Segment Start: Input data

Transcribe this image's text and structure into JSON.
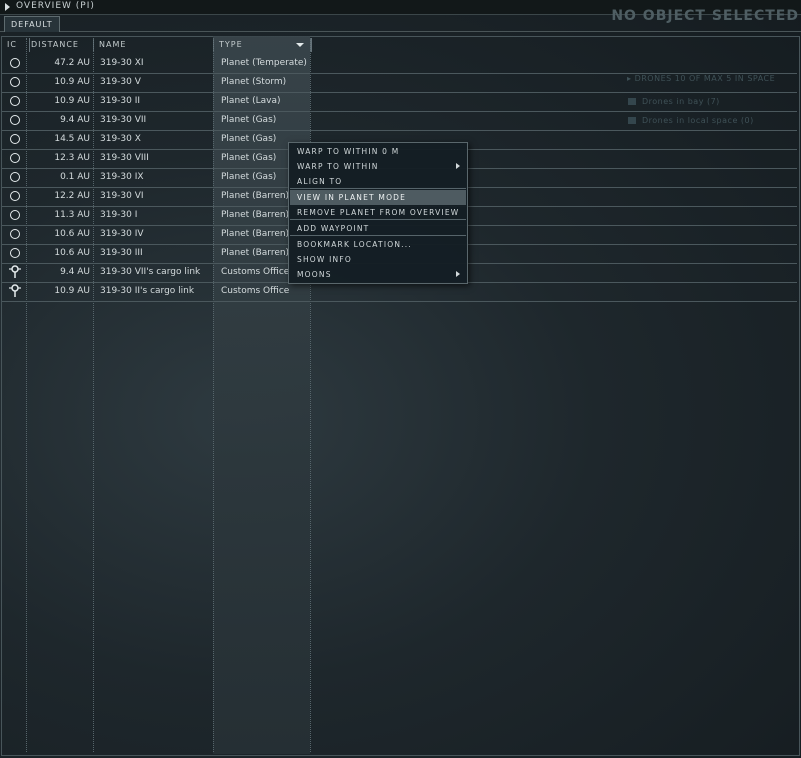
{
  "window": {
    "title": "OVERVIEW (PI)",
    "status": "NO OBJECT SELECTED"
  },
  "tabs": [
    {
      "label": "DEFAULT",
      "active": true
    }
  ],
  "columns": [
    {
      "label": "IC"
    },
    {
      "label": "DISTANCE"
    },
    {
      "label": "NAME"
    },
    {
      "label": "TYPE",
      "sorted": true
    }
  ],
  "rows": [
    {
      "icon": "planet-icon",
      "distance": "47.2 AU",
      "name": "319-30 XI",
      "type": "Planet (Temperate)"
    },
    {
      "icon": "planet-icon",
      "distance": "10.9 AU",
      "name": "319-30 V",
      "type": "Planet (Storm)"
    },
    {
      "icon": "planet-icon",
      "distance": "10.9 AU",
      "name": "319-30 II",
      "type": "Planet (Lava)"
    },
    {
      "icon": "planet-icon",
      "distance": "9.4 AU",
      "name": "319-30 VII",
      "type": "Planet (Gas)"
    },
    {
      "icon": "planet-icon",
      "distance": "14.5 AU",
      "name": "319-30 X",
      "type": "Planet (Gas)"
    },
    {
      "icon": "planet-icon",
      "distance": "12.3 AU",
      "name": "319-30 VIII",
      "type": "Planet (Gas)"
    },
    {
      "icon": "planet-icon",
      "distance": "0.1 AU",
      "name": "319-30 IX",
      "type": "Planet (Gas)"
    },
    {
      "icon": "planet-icon",
      "distance": "12.2 AU",
      "name": "319-30 VI",
      "type": "Planet (Barren)"
    },
    {
      "icon": "planet-icon",
      "distance": "11.3 AU",
      "name": "319-30 I",
      "type": "Planet (Barren)"
    },
    {
      "icon": "planet-icon",
      "distance": "10.6 AU",
      "name": "319-30 IV",
      "type": "Planet (Barren)"
    },
    {
      "icon": "planet-icon",
      "distance": "10.6 AU",
      "name": "319-30 III",
      "type": "Planet (Barren)"
    },
    {
      "icon": "customs-office-icon",
      "distance": "9.4 AU",
      "name": "319-30 VII's cargo link",
      "type": "Customs Office"
    },
    {
      "icon": "customs-office-icon",
      "distance": "10.9 AU",
      "name": "319-30 II's cargo link",
      "type": "Customs Office"
    }
  ],
  "context_menu": {
    "items": [
      {
        "label": "WARP TO WITHIN 0 M",
        "submenu": false,
        "highlighted": false
      },
      {
        "label": "WARP TO WITHIN",
        "submenu": true,
        "highlighted": false
      },
      {
        "label": "ALIGN TO",
        "submenu": false,
        "highlighted": false
      },
      {
        "label": "VIEW IN PLANET MODE",
        "submenu": false,
        "highlighted": true
      },
      {
        "label": "REMOVE PLANET FROM OVERVIEW",
        "submenu": false,
        "highlighted": false
      },
      {
        "label": "ADD WAYPOINT",
        "submenu": false,
        "highlighted": false
      },
      {
        "label": "BOOKMARK LOCATION...",
        "submenu": false,
        "highlighted": false
      },
      {
        "label": "SHOW INFO",
        "submenu": false,
        "highlighted": false
      },
      {
        "label": "MOONS",
        "submenu": true,
        "highlighted": false
      }
    ]
  },
  "background_drones": {
    "header": "DRONES 10 OF MAX 5 IN SPACE",
    "bay": "Drones in bay (7)",
    "space": "Drones in local space (0)"
  },
  "colors": {
    "background": "#1e272c",
    "highlight": "#4e5b61",
    "text": "#d4dbdd"
  }
}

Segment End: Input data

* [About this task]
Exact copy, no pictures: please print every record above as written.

* [Solution to this problem]
Transcribe this image's text and structure into JSON.
{
  "window": {
    "title": "OVERVIEW (PI)",
    "status": "NO OBJECT SELECTED"
  },
  "tabs": [
    {
      "label": "DEFAULT",
      "active": true
    }
  ],
  "columns": [
    {
      "label": "IC"
    },
    {
      "label": "DISTANCE"
    },
    {
      "label": "NAME"
    },
    {
      "label": "TYPE",
      "sorted": true
    }
  ],
  "rows": [
    {
      "icon": "planet-icon",
      "distance": "47.2 AU",
      "name": "319-30 XI",
      "type": "Planet (Temperate)"
    },
    {
      "icon": "planet-icon",
      "distance": "10.9 AU",
      "name": "319-30 V",
      "type": "Planet (Storm)"
    },
    {
      "icon": "planet-icon",
      "distance": "10.9 AU",
      "name": "319-30 II",
      "type": "Planet (Lava)"
    },
    {
      "icon": "planet-icon",
      "distance": "9.4 AU",
      "name": "319-30 VII",
      "type": "Planet (Gas)"
    },
    {
      "icon": "planet-icon",
      "distance": "14.5 AU",
      "name": "319-30 X",
      "type": "Planet (Gas)"
    },
    {
      "icon": "planet-icon",
      "distance": "12.3 AU",
      "name": "319-30 VIII",
      "type": "Planet (Gas)"
    },
    {
      "icon": "planet-icon",
      "distance": "0.1 AU",
      "name": "319-30 IX",
      "type": "Planet (Gas)"
    },
    {
      "icon": "planet-icon",
      "distance": "12.2 AU",
      "name": "319-30 VI",
      "type": "Planet (Barren)"
    },
    {
      "icon": "planet-icon",
      "distance": "11.3 AU",
      "name": "319-30 I",
      "type": "Planet (Barren)"
    },
    {
      "icon": "planet-icon",
      "distance": "10.6 AU",
      "name": "319-30 IV",
      "type": "Planet (Barren)"
    },
    {
      "icon": "planet-icon",
      "distance": "10.6 AU",
      "name": "319-30 III",
      "type": "Planet (Barren)"
    },
    {
      "icon": "customs-office-icon",
      "distance": "9.4 AU",
      "name": "319-30 VII's cargo link",
      "type": "Customs Office"
    },
    {
      "icon": "customs-office-icon",
      "distance": "10.9 AU",
      "name": "319-30 II's cargo link",
      "type": "Customs Office"
    }
  ],
  "context_menu": {
    "items": [
      {
        "label": "WARP TO WITHIN 0 M",
        "submenu": false,
        "highlighted": false
      },
      {
        "label": "WARP TO WITHIN",
        "submenu": true,
        "highlighted": false
      },
      {
        "label": "ALIGN TO",
        "submenu": false,
        "highlighted": false
      },
      {
        "label": "VIEW IN PLANET MODE",
        "submenu": false,
        "highlighted": true
      },
      {
        "label": "REMOVE PLANET FROM OVERVIEW",
        "submenu": false,
        "highlighted": false
      },
      {
        "label": "ADD WAYPOINT",
        "submenu": false,
        "highlighted": false
      },
      {
        "label": "BOOKMARK LOCATION...",
        "submenu": false,
        "highlighted": false
      },
      {
        "label": "SHOW INFO",
        "submenu": false,
        "highlighted": false
      },
      {
        "label": "MOONS",
        "submenu": true,
        "highlighted": false
      }
    ]
  },
  "background_drones": {
    "header": "DRONES 10 OF MAX 5 IN SPACE",
    "bay": "Drones in bay (7)",
    "space": "Drones in local space (0)"
  },
  "colors": {
    "background": "#1e272c",
    "highlight": "#4e5b61",
    "text": "#d4dbdd"
  }
}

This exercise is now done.